The bottom line: Unless former national security adviser John Bolton does a last-minute reversal and voluntarily testifies — a scenario that appears implausible — Sondland will be the witness who serves as the test case of the White House’s theory of impeachment, Swan reports.

  • The theory goes that nothing that happens in these hearings could convince 20 Republican senators to convict Trump.

What's next: The White House will deny categorically that Trump told anyone to condition anything on anything — and that if Rudy Giuliani told Sondland that the White House meeting was conditioned on a statement about investigations, then that was Giuliani freelancing.

Go deeper: Full highlights from today's hearing

Go deeper

The Week America Changed

Sandberg thought Zuckerberg was "nuts" on remote work in January 2020

Photo illustration: Sarah Grillo/Axios. Photo: Paul Marotta/Getty Image

Chief operating officer Sheryl Sandberg thought Mark Zuckerberg was "nuts" when he raised the possibility in January 2020 that 50,000 Facebook employees might have to work from home. By March 6, they were.

Why it matters: In an interview Monday with Axios Re:Cap, Sandberg explained how Facebook moved quickly to respond to the pandemic with grants for small businesses and work-from-home stipends for its employees, and how the company has been watching the unfolding crisis for women in the workforce.

Supreme Court declines to hear case on qualified immunity for police officers

The Supreme Court on March 5. Photo: Olivier Douliery/AFP via Getty Images

The Supreme Court on Monday declined to hear an appeal for a lawsuit brought against Cleveland police officers that challenges the scope of qualified immunity, the legal doctrine which has been used to shield officers from lawsuits alleging excessive force, Reuters reports.

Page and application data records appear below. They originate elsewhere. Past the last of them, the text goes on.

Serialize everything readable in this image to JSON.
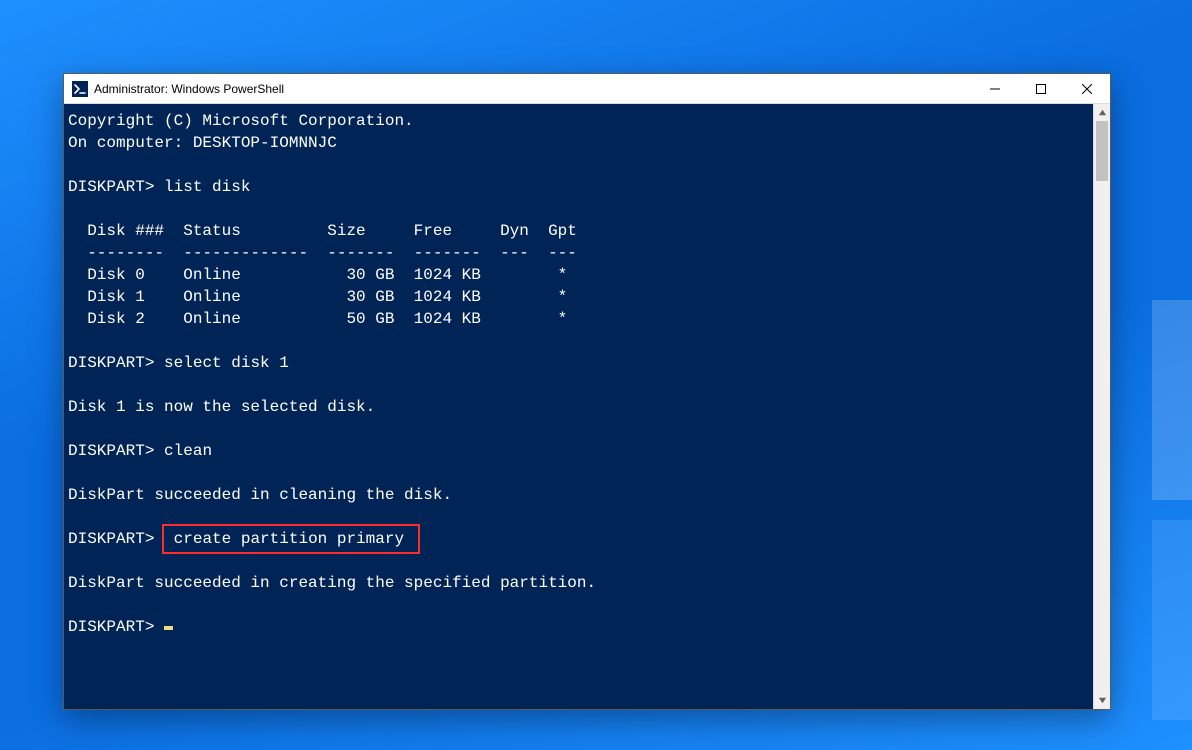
{
  "window": {
    "title": "Administrator: Windows PowerShell"
  },
  "terminal": {
    "copyright": "Copyright (C) Microsoft Corporation.",
    "computer": "On computer: DESKTOP-IOMNNJC",
    "prompt": "DISKPART>",
    "cmd_list": "list disk",
    "table": {
      "header": "  Disk ###  Status         Size     Free     Dyn  Gpt",
      "divider": "  --------  -------------  -------  -------  ---  ---",
      "rows": [
        "  Disk 0    Online           30 GB  1024 KB        *",
        "  Disk 1    Online           30 GB  1024 KB        *",
        "  Disk 2    Online           50 GB  1024 KB        *"
      ]
    },
    "cmd_select": "select disk 1",
    "msg_selected": "Disk 1 is now the selected disk.",
    "cmd_clean": "clean",
    "msg_cleaned": "DiskPart succeeded in cleaning the disk.",
    "cmd_create": "create partition primary",
    "msg_created": "DiskPart succeeded in creating the specified partition."
  }
}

Why it matters: The doctrine has been the subject of scrutiny from civil rights advocates. Eliminating qualified immunity was one of the key demands of demonstrators during nationwide protests in 2020 following the killing of George Floyd.